= Beginning of Section =

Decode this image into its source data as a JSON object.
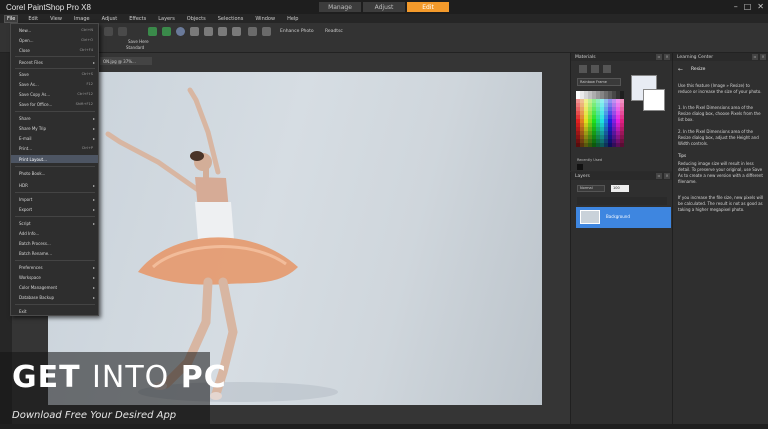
{
  "app": {
    "title": "Corel PaintShop Pro X8",
    "modes": [
      "Manage",
      "Adjust",
      "Edit"
    ],
    "active_mode": "Edit",
    "window_controls": [
      "–",
      "□",
      "✕"
    ]
  },
  "menubar": {
    "items": [
      "File",
      "Edit",
      "View",
      "Image",
      "Adjust",
      "Effects",
      "Layers",
      "Objects",
      "Selections",
      "Window",
      "Help"
    ],
    "open_item": "File"
  },
  "toolbar": {
    "labels": [
      "Save Here",
      "Standard"
    ],
    "enhance_label": "Enhance Photo",
    "rearrange_label": "Readtsc"
  },
  "document": {
    "tab_label": "ON.jpg @ 37%..."
  },
  "file_menu": {
    "items": [
      {
        "label": "New...",
        "shortcut": "Ctrl+N"
      },
      {
        "label": "Open...",
        "shortcut": "Ctrl+O"
      },
      {
        "label": "Close",
        "shortcut": "Ctrl+F4"
      },
      {
        "label": "Recent Files",
        "shortcut": "",
        "submenu": true
      },
      {
        "label": "Save",
        "shortcut": "Ctrl+S"
      },
      {
        "label": "Save As...",
        "shortcut": "F12"
      },
      {
        "label": "Save Copy As...",
        "shortcut": "Ctrl+F12"
      },
      {
        "label": "Save for Office...",
        "shortcut": "Shift+F12"
      },
      {
        "label": "Share",
        "shortcut": "",
        "submenu": true
      },
      {
        "label": "Share My Trip",
        "shortcut": "",
        "submenu": true
      },
      {
        "label": "E-mail",
        "shortcut": "",
        "submenu": true
      },
      {
        "label": "Print...",
        "shortcut": "Ctrl+P"
      },
      {
        "label": "Print Layout...",
        "shortcut": ""
      },
      {
        "label": "Photo Book...",
        "shortcut": ""
      },
      {
        "label": "HDR",
        "shortcut": "",
        "submenu": true
      },
      {
        "label": "Import",
        "shortcut": "",
        "submenu": true
      },
      {
        "label": "Export",
        "shortcut": "",
        "submenu": true
      },
      {
        "label": "Script",
        "shortcut": "",
        "submenu": true
      },
      {
        "label": "Add Info...",
        "shortcut": ""
      },
      {
        "label": "Batch Process...",
        "shortcut": ""
      },
      {
        "label": "Batch Rename...",
        "shortcut": ""
      },
      {
        "label": "Preferences",
        "shortcut": "",
        "submenu": true
      },
      {
        "label": "Workspace",
        "shortcut": "",
        "submenu": true
      },
      {
        "label": "Color Management",
        "shortcut": "",
        "submenu": true
      },
      {
        "label": "Database Backup",
        "shortcut": "",
        "submenu": true
      },
      {
        "label": "Exit",
        "shortcut": ""
      }
    ],
    "highlighted": "Print Layout..."
  },
  "materials": {
    "title": "Materials",
    "frame_label": "Rainbow Frame",
    "recent_label": "Recently Used"
  },
  "layers": {
    "title": "Layers",
    "blend_mode": "Normal",
    "opacity": "100",
    "layer_name": "Background"
  },
  "learning_center": {
    "title": "Learning Center",
    "topic": "Resize",
    "intro": "Use this feature (Image » Resize) to reduce or increase the size of your photo.",
    "steps": [
      "1. In the Pixel Dimensions area of the Resize dialog box, choose Pixels from the list box.",
      "2. In the Pixel Dimensions area of the Resize dialog box, adjust the Height and Width controls."
    ],
    "tips_heading": "Tips",
    "tips": [
      "Reducing image size will result in less detail. To preserve your original, use Save As to create a new version with a different filename.",
      "If you increase the file size, new pixels will be calculated. The result is not as good as taking a higher megapixel photo."
    ]
  },
  "watermark": {
    "title_get": "GET ",
    "title_into": "INTO",
    "title_pc": " PC",
    "subtitle": "Download Free Your Desired App"
  },
  "colors": {
    "accent": "#f39a2b",
    "layer_selected": "#3e86e0"
  }
}
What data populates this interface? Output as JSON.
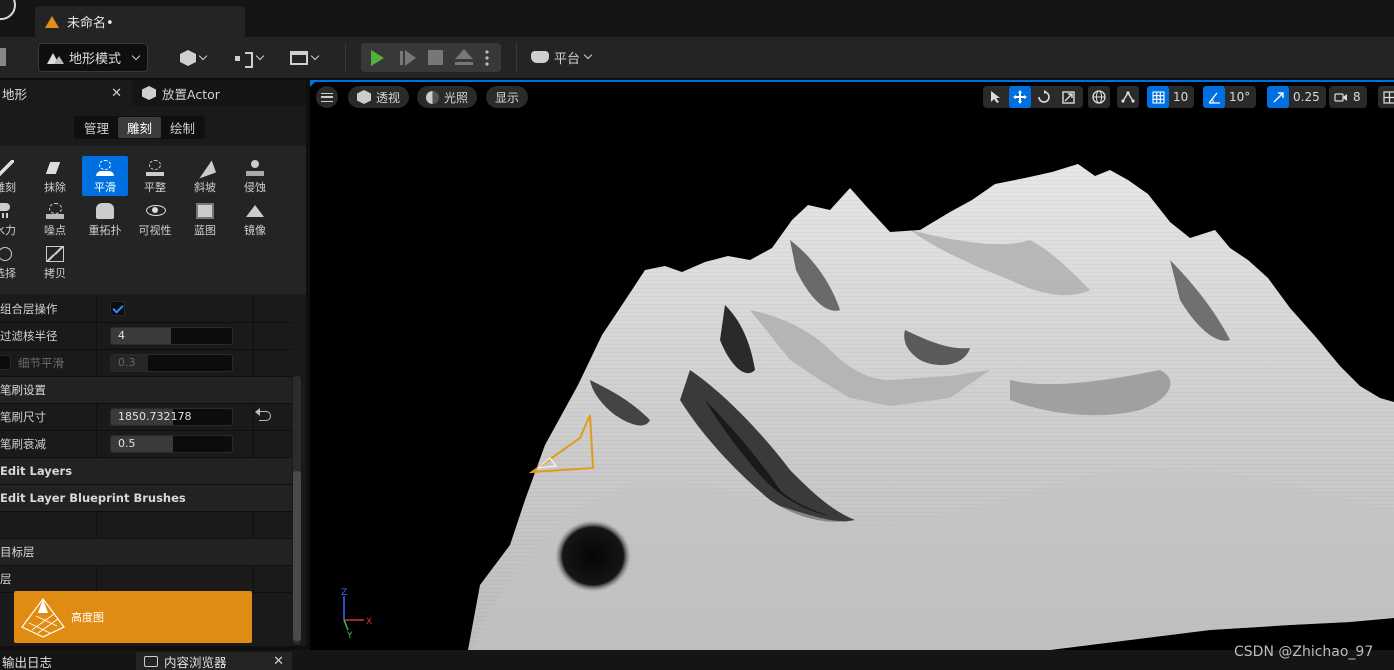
{
  "titlebar": {
    "doc_tab": "未命名•"
  },
  "toolbar": {
    "mode_label": "地形模式",
    "platform_label": "平台"
  },
  "left_panel": {
    "tab_label": "地形",
    "tab2_label": "放置Actor",
    "subtabs": [
      "管理",
      "雕刻",
      "绘制"
    ],
    "active_subtab": "雕刻",
    "tools": [
      "雕刻",
      "抹除",
      "平滑",
      "平整",
      "斜坡",
      "侵蚀",
      "水力",
      "噪点",
      "重拓扑",
      "可视性",
      "蓝图",
      "镜像",
      "选择",
      "拷贝"
    ],
    "active_tool": "平滑",
    "props": {
      "combine_layers_label": "组合层操作",
      "combine_layers_checked": true,
      "filter_radius_label": "过滤核半径",
      "filter_radius_value": "4",
      "detail_smooth_label": "细节平滑",
      "detail_smooth_value": "0.3",
      "brush_settings_label": "笔刷设置",
      "brush_size_label": "笔刷尺寸",
      "brush_size_value": "1850.732178",
      "brush_falloff_label": "笔刷衰减",
      "brush_falloff_value": "0.5",
      "edit_layers_label": "Edit Layers",
      "edit_layer_bp_label": "Edit Layer Blueprint Brushes",
      "target_layers_label": "目标层",
      "layers_label": "层",
      "heightmap_label": "高度图"
    }
  },
  "viewport": {
    "perspective_label": "透视",
    "lighting_label": "光照",
    "show_label": "显示",
    "grid_snap": "10",
    "rotation_snap": "10°",
    "scale_snap": "0.25",
    "camera_speed": "8",
    "gizmo_axes": [
      "Z",
      "X",
      "Y"
    ]
  },
  "bottom": {
    "output_log": "输出日志",
    "content_browser": "内容浏览器"
  },
  "watermark": "CSDN @Zhichao_97",
  "colors": {
    "accent": "#0070e0",
    "play_green": "#4fb33a",
    "layer_orange": "#e08c12"
  }
}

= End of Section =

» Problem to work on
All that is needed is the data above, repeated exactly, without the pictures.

» Expected output
Decode this image into its source data as a JSON object.
{
  "app": {
    "title": "Corel PaintShop Pro X8",
    "modes": [
      "Manage",
      "Adjust",
      "Edit"
    ],
    "active_mode": "Edit",
    "window_controls": [
      "–",
      "□",
      "✕"
    ]
  },
  "menubar": {
    "items": [
      "File",
      "Edit",
      "View",
      "Image",
      "Adjust",
      "Effects",
      "Layers",
      "Objects",
      "Selections",
      "Window",
      "Help"
    ],
    "open_item": "File"
  },
  "toolbar": {
    "labels": [
      "Save Here",
      "Standard"
    ],
    "enhance_label": "Enhance Photo",
    "rearrange_label": "Readtsc"
  },
  "document": {
    "tab_label": "ON.jpg @ 37%..."
  },
  "file_menu": {
    "items": [
      {
        "label": "New...",
        "shortcut": "Ctrl+N"
      },
      {
        "label": "Open...",
        "shortcut": "Ctrl+O"
      },
      {
        "label": "Close",
        "shortcut": "Ctrl+F4"
      },
      {
        "label": "Recent Files",
        "shortcut": "",
        "submenu": true
      },
      {
        "label": "Save",
        "shortcut": "Ctrl+S"
      },
      {
        "label": "Save As...",
        "shortcut": "F12"
      },
      {
        "label": "Save Copy As...",
        "shortcut": "Ctrl+F12"
      },
      {
        "label": "Save for Office...",
        "shortcut": "Shift+F12"
      },
      {
        "label": "Share",
        "shortcut": "",
        "submenu": true
      },
      {
        "label": "Share My Trip",
        "shortcut": "",
        "submenu": true
      },
      {
        "label": "E-mail",
        "shortcut": "",
        "submenu": true
      },
      {
        "label": "Print...",
        "shortcut": "Ctrl+P"
      },
      {
        "label": "Print Layout...",
        "shortcut": ""
      },
      {
        "label": "Photo Book...",
        "shortcut": ""
      },
      {
        "label": "HDR",
        "shortcut": "",
        "submenu": true
      },
      {
        "label": "Import",
        "shortcut": "",
        "submenu": true
      },
      {
        "label": "Export",
        "shortcut": "",
        "submenu": true
      },
      {
        "label": "Script",
        "shortcut": "",
        "submenu": true
      },
      {
        "label": "Add Info...",
        "shortcut": ""
      },
      {
        "label": "Batch Process...",
        "shortcut": ""
      },
      {
        "label": "Batch Rename...",
        "shortcut": ""
      },
      {
        "label": "Preferences",
        "shortcut": "",
        "submenu": true
      },
      {
        "label": "Workspace",
        "shortcut": "",
        "submenu": true
      },
      {
        "label": "Color Management",
        "shortcut": "",
        "submenu": true
      },
      {
        "label": "Database Backup",
        "shortcut": "",
        "submenu": true
      },
      {
        "label": "Exit",
        "shortcut": ""
      }
    ],
    "highlighted": "Print Layout..."
  },
  "materials": {
    "title": "Materials",
    "frame_label": "Rainbow Frame",
    "recent_label": "Recently Used"
  },
  "layers": {
    "title": "Layers",
    "blend_mode": "Normal",
    "opacity": "100",
    "layer_name": "Background"
  },
  "learning_center": {
    "title": "Learning Center",
    "topic": "Resize",
    "intro": "Use this feature (Image » Resize) to reduce or increase the size of your photo.",
    "steps": [
      "1. In the Pixel Dimensions area of the Resize dialog box, choose Pixels from the list box.",
      "2. In the Pixel Dimensions area of the Resize dialog box, adjust the Height and Width controls."
    ],
    "tips_heading": "Tips",
    "tips": [
      "Reducing image size will result in less detail. To preserve your original, use Save As to create a new version with a different filename.",
      "If you increase the file size, new pixels will be calculated. The result is not as good as taking a higher megapixel photo."
    ]
  },
  "watermark": {
    "title_get": "GET ",
    "title_into": "INTO",
    "title_pc": " PC",
    "subtitle": "Download Free Your Desired App"
  },
  "colors": {
    "accent": "#f39a2b",
    "layer_selected": "#3e86e0"
  }
}
What data populates this interface? Output as JSON.
{
  "titlebar": {
    "doc_tab": "未命名•"
  },
  "toolbar": {
    "mode_label": "地形模式",
    "platform_label": "平台"
  },
  "left_panel": {
    "tab_label": "地形",
    "tab2_label": "放置Actor",
    "subtabs": [
      "管理",
      "雕刻",
      "绘制"
    ],
    "active_subtab": "雕刻",
    "tools": [
      "雕刻",
      "抹除",
      "平滑",
      "平整",
      "斜坡",
      "侵蚀",
      "水力",
      "噪点",
      "重拓扑",
      "可视性",
      "蓝图",
      "镜像",
      "选择",
      "拷贝"
    ],
    "active_tool": "平滑",
    "props": {
      "combine_layers_label": "组合层操作",
      "combine_layers_checked": true,
      "filter_radius_label": "过滤核半径",
      "filter_radius_value": "4",
      "detail_smooth_label": "细节平滑",
      "detail_smooth_value": "0.3",
      "brush_settings_label": "笔刷设置",
      "brush_size_label": "笔刷尺寸",
      "brush_size_value": "1850.732178",
      "brush_falloff_label": "笔刷衰减",
      "brush_falloff_value": "0.5",
      "edit_layers_label": "Edit Layers",
      "edit_layer_bp_label": "Edit Layer Blueprint Brushes",
      "target_layers_label": "目标层",
      "layers_label": "层",
      "heightmap_label": "高度图"
    }
  },
  "viewport": {
    "perspective_label": "透视",
    "lighting_label": "光照",
    "show_label": "显示",
    "grid_snap": "10",
    "rotation_snap": "10°",
    "scale_snap": "0.25",
    "camera_speed": "8",
    "gizmo_axes": [
      "Z",
      "X",
      "Y"
    ]
  },
  "bottom": {
    "output_log": "输出日志",
    "content_browser": "内容浏览器"
  },
  "watermark": "CSDN @Zhichao_97",
  "colors": {
    "accent": "#0070e0",
    "play_green": "#4fb33a",
    "layer_orange": "#e08c12"
  }
}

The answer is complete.